• Problem requirements: Each line of the data must reappear exactly in your answer, with no images included.

━━━ Data extracts

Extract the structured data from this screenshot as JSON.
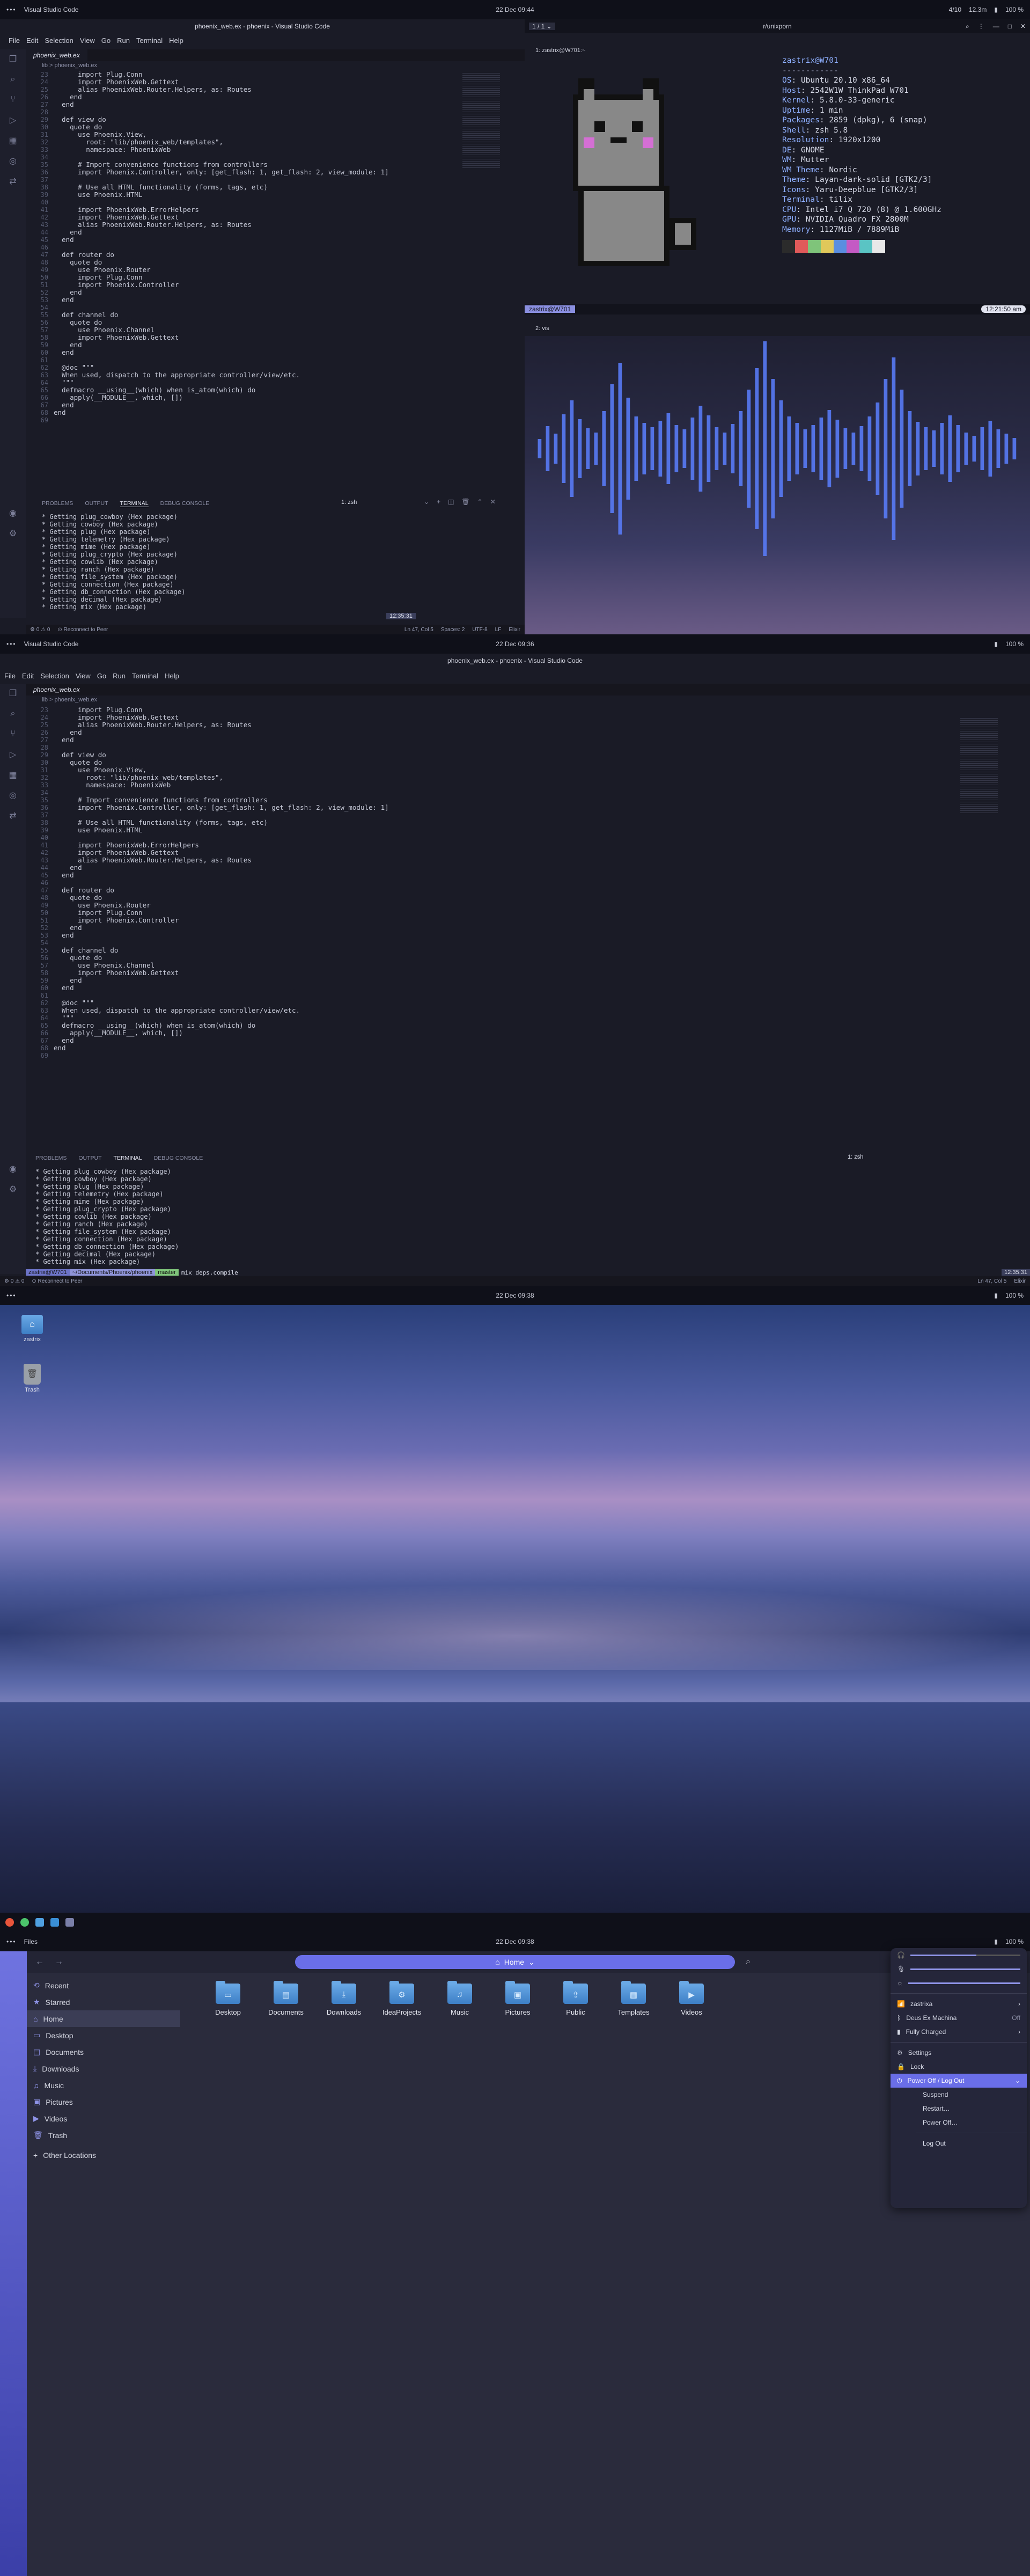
{
  "panel1": {
    "app": "Visual Studio Code",
    "clock": "22 Dec 09:44",
    "right1": "4/10",
    "right2": "12.3m",
    "battery": "100 %"
  },
  "vscode1": {
    "title": "phoenix_web.ex - phoenix - Visual Studio Code",
    "menu": [
      "File",
      "Edit",
      "Selection",
      "View",
      "Go",
      "Run",
      "Terminal",
      "Help"
    ],
    "tab": "phoenix_web.ex",
    "breadcrumb": "lib > phoenix_web.ex",
    "term_tabs": [
      "PROBLEMS",
      "OUTPUT",
      "TERMINAL",
      "DEBUG CONSOLE"
    ],
    "term_select": "1: zsh",
    "status": [
      "⚙ 0 ⚠ 0",
      "⊙ Reconnect to Peer",
      "Ln 47, Col 5",
      "Spaces: 2",
      "UTF-8",
      "LF",
      "Elixir"
    ]
  },
  "code": {
    "gutter": "23\n24\n25\n26\n27\n28\n29\n30\n31\n32\n33\n34\n35\n36\n37\n38\n39\n40\n41\n42\n43\n44\n45\n46\n47\n48\n49\n50\n51\n52\n53\n54\n55\n56\n57\n58\n59\n60\n61\n62\n63\n64\n65\n66\n67\n68\n69",
    "text": "      import Plug.Conn\n      import PhoenixWeb.Gettext\n      alias PhoenixWeb.Router.Helpers, as: Routes\n    end\n  end\n\n  def view do\n    quote do\n      use Phoenix.View,\n        root: \"lib/phoenix_web/templates\",\n        namespace: PhoenixWeb\n\n      # Import convenience functions from controllers\n      import Phoenix.Controller, only: [get_flash: 1, get_flash: 2, view_module: 1]\n\n      # Use all HTML functionality (forms, tags, etc)\n      use Phoenix.HTML\n\n      import PhoenixWeb.ErrorHelpers\n      import PhoenixWeb.Gettext\n      alias PhoenixWeb.Router.Helpers, as: Routes\n    end\n  end\n\n  def router do\n    quote do\n      use Phoenix.Router\n      import Plug.Conn\n      import Phoenix.Controller\n    end\n  end\n\n  def channel do\n    quote do\n      use Phoenix.Channel\n      import PhoenixWeb.Gettext\n    end\n  end\n\n  @doc \"\"\"\n  When used, dispatch to the appropriate controller/view/etc.\n  \"\"\"\n  defmacro __using__(which) when is_atom(which) do\n    apply(__MODULE__, which, [])\n  end\nend"
  },
  "terminal": {
    "lines": "* Getting plug_cowboy (Hex package)\n* Getting cowboy (Hex package)\n* Getting plug (Hex package)\n* Getting telemetry (Hex package)\n* Getting mime (Hex package)\n* Getting plug_crypto (Hex package)\n* Getting cowlib (Hex package)\n* Getting ranch (Hex package)\n* Getting file_system (Hex package)\n* Getting connection (Hex package)\n* Getting db_connection (Hex package)\n* Getting decimal (Hex package)\n* Getting mix (Hex package)",
    "prompt_user": "zastrix@W701",
    "prompt_path": "~/Documents/Phoenix/phoenix",
    "prompt_git": "master",
    "prompt_cmd": "mix deps.compile",
    "prompt_time": "12:35:31"
  },
  "tmux": {
    "pane1": "1: zastrix@W701:~",
    "title": "r/unixporn",
    "pane2": "2: vis",
    "clock": "12:21:50 am",
    "user": "zastrix@W701"
  },
  "neofetch": {
    "header": "zastrix@W701",
    "sep": "------------",
    "rows": [
      [
        "OS",
        "Ubuntu 20.10 x86_64"
      ],
      [
        "Host",
        "2542W1W ThinkPad W701"
      ],
      [
        "Kernel",
        "5.8.0-33-generic"
      ],
      [
        "Uptime",
        "1 min"
      ],
      [
        "Packages",
        "2859 (dpkg), 6 (snap)"
      ],
      [
        "Shell",
        "zsh 5.8"
      ],
      [
        "Resolution",
        "1920x1200"
      ],
      [
        "DE",
        "GNOME"
      ],
      [
        "WM",
        "Mutter"
      ],
      [
        "WM Theme",
        "Nordic"
      ],
      [
        "Theme",
        "Layan-dark-solid [GTK2/3]"
      ],
      [
        "Icons",
        "Yaru-Deepblue [GTK2/3]"
      ],
      [
        "Terminal",
        "tilix"
      ],
      [
        "CPU",
        "Intel i7 Q 720 (8) @ 1.600GHz"
      ],
      [
        "GPU",
        "NVIDIA Quadro FX 2800M"
      ],
      [
        "Memory",
        "1127MiB / 7889MiB"
      ]
    ],
    "swatches": [
      "#2b2b2b",
      "#e05a5a",
      "#7fc47a",
      "#e0c85a",
      "#5a8ee0",
      "#c45ac4",
      "#5ac4c4",
      "#e8e8e8"
    ]
  },
  "viz": {
    "bars": [
      18,
      42,
      28,
      64,
      90,
      55,
      38,
      30,
      70,
      120,
      160,
      95,
      60,
      48,
      40,
      52,
      66,
      44,
      36,
      58,
      80,
      62,
      40,
      30,
      46,
      70,
      110,
      150,
      200,
      130,
      90,
      60,
      48,
      36,
      44,
      58,
      72,
      54,
      38,
      30,
      42,
      60,
      86,
      130,
      170,
      110,
      70,
      50,
      40,
      34,
      48,
      62,
      44,
      30,
      24,
      40,
      52,
      36,
      28,
      20
    ]
  },
  "panel2": {
    "app": "Visual Studio Code",
    "clock": "22 Dec 09:36",
    "battery": "100 %"
  },
  "vscode2": {
    "title": "phoenix_web.ex - phoenix - Visual Studio Code",
    "term_select": "1: zsh"
  },
  "panel3": {
    "clock": "22 Dec 09:38",
    "battery": "100 %"
  },
  "desktop": {
    "icons": [
      "zastrix",
      "Trash"
    ]
  },
  "panel4": {
    "app": "Files",
    "clock": "22 Dec 09:38",
    "battery": "100 %"
  },
  "files": {
    "path": "Home",
    "sidebar": [
      "Recent",
      "Starred",
      "Home",
      "Desktop",
      "Documents",
      "Downloads",
      "Music",
      "Pictures",
      "Videos",
      "Trash"
    ],
    "other": "Other Locations",
    "folders": [
      "Desktop",
      "Documents",
      "Downloads",
      "IdeaProjects",
      "Music",
      "Pictures",
      "Public",
      "Templates",
      "Videos"
    ]
  },
  "popup": {
    "wifi": "zastrixa",
    "bt": "Deus Ex Machina",
    "bt_state": "Off",
    "battery": "Fully Charged",
    "settings": "Settings",
    "lock": "Lock",
    "power": "Power Off / Log Out",
    "sub": [
      "Suspend",
      "Restart…",
      "Power Off…",
      "Log Out"
    ]
  }
}
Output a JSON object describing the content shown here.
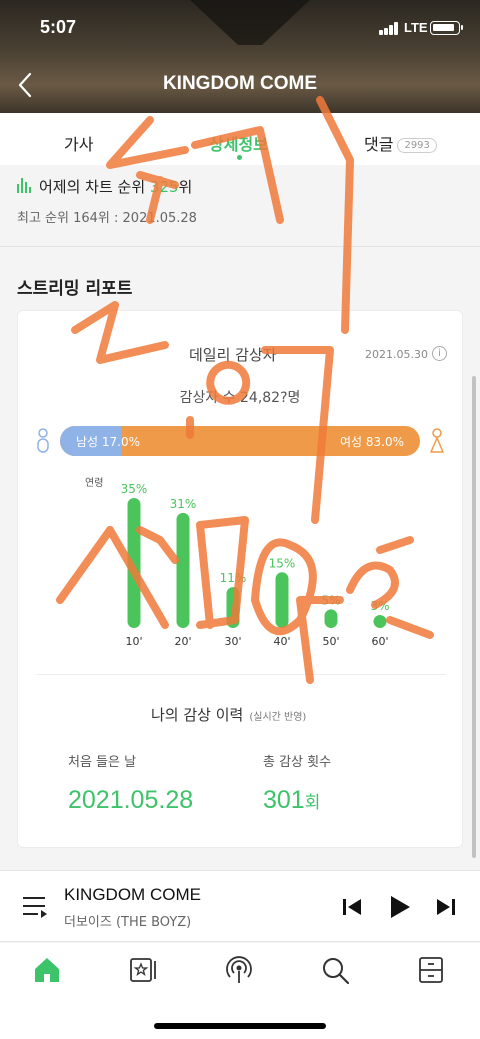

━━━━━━

• Solution to this problem:
Extract the structured data from this screenshot as JSON.
{
  "panel1": {
    "app": "Visual Studio Code",
    "clock": "22 Dec 09:44",
    "right1": "4/10",
    "right2": "12.3m",
    "battery": "100 %"
  },
  "vscode1": {
    "title": "phoenix_web.ex - phoenix - Visual Studio Code",
    "menu": [
      "File",
      "Edit",
      "Selection",
      "View",
      "Go",
      "Run",
      "Terminal",
      "Help"
    ],
    "tab": "phoenix_web.ex",
    "breadcrumb": "lib > phoenix_web.ex",
    "term_tabs": [
      "PROBLEMS",
      "OUTPUT",
      "TERMINAL",
      "DEBUG CONSOLE"
    ],
    "term_select": "1: zsh",
    "status": [
      "⚙ 0 ⚠ 0",
      "⊙ Reconnect to Peer",
      "Ln 47, Col 5",
      "Spaces: 2",
      "UTF-8",
      "LF",
      "Elixir"
    ]
  },
  "code": {
    "gutter": "23\n24\n25\n26\n27\n28\n29\n30\n31\n32\n33\n34\n35\n36\n37\n38\n39\n40\n41\n42\n43\n44\n45\n46\n47\n48\n49\n50\n51\n52\n53\n54\n55\n56\n57\n58\n59\n60\n61\n62\n63\n64\n65\n66\n67\n68\n69",
    "text": "      import Plug.Conn\n      import PhoenixWeb.Gettext\n      alias PhoenixWeb.Router.Helpers, as: Routes\n    end\n  end\n\n  def view do\n    quote do\n      use Phoenix.View,\n        root: \"lib/phoenix_web/templates\",\n        namespace: PhoenixWeb\n\n      # Import convenience functions from controllers\n      import Phoenix.Controller, only: [get_flash: 1, get_flash: 2, view_module: 1]\n\n      # Use all HTML functionality (forms, tags, etc)\n      use Phoenix.HTML\n\n      import PhoenixWeb.ErrorHelpers\n      import PhoenixWeb.Gettext\n      alias PhoenixWeb.Router.Helpers, as: Routes\n    end\n  end\n\n  def router do\n    quote do\n      use Phoenix.Router\n      import Plug.Conn\n      import Phoenix.Controller\n    end\n  end\n\n  def channel do\n    quote do\n      use Phoenix.Channel\n      import PhoenixWeb.Gettext\n    end\n  end\n\n  @doc \"\"\"\n  When used, dispatch to the appropriate controller/view/etc.\n  \"\"\"\n  defmacro __using__(which) when is_atom(which) do\n    apply(__MODULE__, which, [])\n  end\nend"
  },
  "terminal": {
    "lines": "* Getting plug_cowboy (Hex package)\n* Getting cowboy (Hex package)\n* Getting plug (Hex package)\n* Getting telemetry (Hex package)\n* Getting mime (Hex package)\n* Getting plug_crypto (Hex package)\n* Getting cowlib (Hex package)\n* Getting ranch (Hex package)\n* Getting file_system (Hex package)\n* Getting connection (Hex package)\n* Getting db_connection (Hex package)\n* Getting decimal (Hex package)\n* Getting mix (Hex package)",
    "prompt_user": "zastrix@W701",
    "prompt_path": "~/Documents/Phoenix/phoenix",
    "prompt_git": "master",
    "prompt_cmd": "mix deps.compile",
    "prompt_time": "12:35:31"
  },
  "tmux": {
    "pane1": "1: zastrix@W701:~",
    "title": "r/unixporn",
    "pane2": "2: vis",
    "clock": "12:21:50 am",
    "user": "zastrix@W701"
  },
  "neofetch": {
    "header": "zastrix@W701",
    "sep": "------------",
    "rows": [
      [
        "OS",
        "Ubuntu 20.10 x86_64"
      ],
      [
        "Host",
        "2542W1W ThinkPad W701"
      ],
      [
        "Kernel",
        "5.8.0-33-generic"
      ],
      [
        "Uptime",
        "1 min"
      ],
      [
        "Packages",
        "2859 (dpkg), 6 (snap)"
      ],
      [
        "Shell",
        "zsh 5.8"
      ],
      [
        "Resolution",
        "1920x1200"
      ],
      [
        "DE",
        "GNOME"
      ],
      [
        "WM",
        "Mutter"
      ],
      [
        "WM Theme",
        "Nordic"
      ],
      [
        "Theme",
        "Layan-dark-solid [GTK2/3]"
      ],
      [
        "Icons",
        "Yaru-Deepblue [GTK2/3]"
      ],
      [
        "Terminal",
        "tilix"
      ],
      [
        "CPU",
        "Intel i7 Q 720 (8) @ 1.600GHz"
      ],
      [
        "GPU",
        "NVIDIA Quadro FX 2800M"
      ],
      [
        "Memory",
        "1127MiB / 7889MiB"
      ]
    ],
    "swatches": [
      "#2b2b2b",
      "#e05a5a",
      "#7fc47a",
      "#e0c85a",
      "#5a8ee0",
      "#c45ac4",
      "#5ac4c4",
      "#e8e8e8"
    ]
  },
  "viz": {
    "bars": [
      18,
      42,
      28,
      64,
      90,
      55,
      38,
      30,
      70,
      120,
      160,
      95,
      60,
      48,
      40,
      52,
      66,
      44,
      36,
      58,
      80,
      62,
      40,
      30,
      46,
      70,
      110,
      150,
      200,
      130,
      90,
      60,
      48,
      36,
      44,
      58,
      72,
      54,
      38,
      30,
      42,
      60,
      86,
      130,
      170,
      110,
      70,
      50,
      40,
      34,
      48,
      62,
      44,
      30,
      24,
      40,
      52,
      36,
      28,
      20
    ]
  },
  "panel2": {
    "app": "Visual Studio Code",
    "clock": "22 Dec 09:36",
    "battery": "100 %"
  },
  "vscode2": {
    "title": "phoenix_web.ex - phoenix - Visual Studio Code",
    "term_select": "1: zsh"
  },
  "panel3": {
    "clock": "22 Dec 09:38",
    "battery": "100 %"
  },
  "desktop": {
    "icons": [
      "zastrix",
      "Trash"
    ]
  },
  "panel4": {
    "app": "Files",
    "clock": "22 Dec 09:38",
    "battery": "100 %"
  },
  "files": {
    "path": "Home",
    "sidebar": [
      "Recent",
      "Starred",
      "Home",
      "Desktop",
      "Documents",
      "Downloads",
      "Music",
      "Pictures",
      "Videos",
      "Trash"
    ],
    "other": "Other Locations",
    "folders": [
      "Desktop",
      "Documents",
      "Downloads",
      "IdeaProjects",
      "Music",
      "Pictures",
      "Public",
      "Templates",
      "Videos"
    ]
  },
  "popup": {
    "wifi": "zastrixa",
    "bt": "Deus Ex Machina",
    "bt_state": "Off",
    "battery": "Fully Charged",
    "settings": "Settings",
    "lock": "Lock",
    "power": "Power Off / Log Out",
    "sub": [
      "Suspend",
      "Restart…",
      "Power Off…",
      "Log Out"
    ]
  }
}
Output a JSON object describing the content shown here.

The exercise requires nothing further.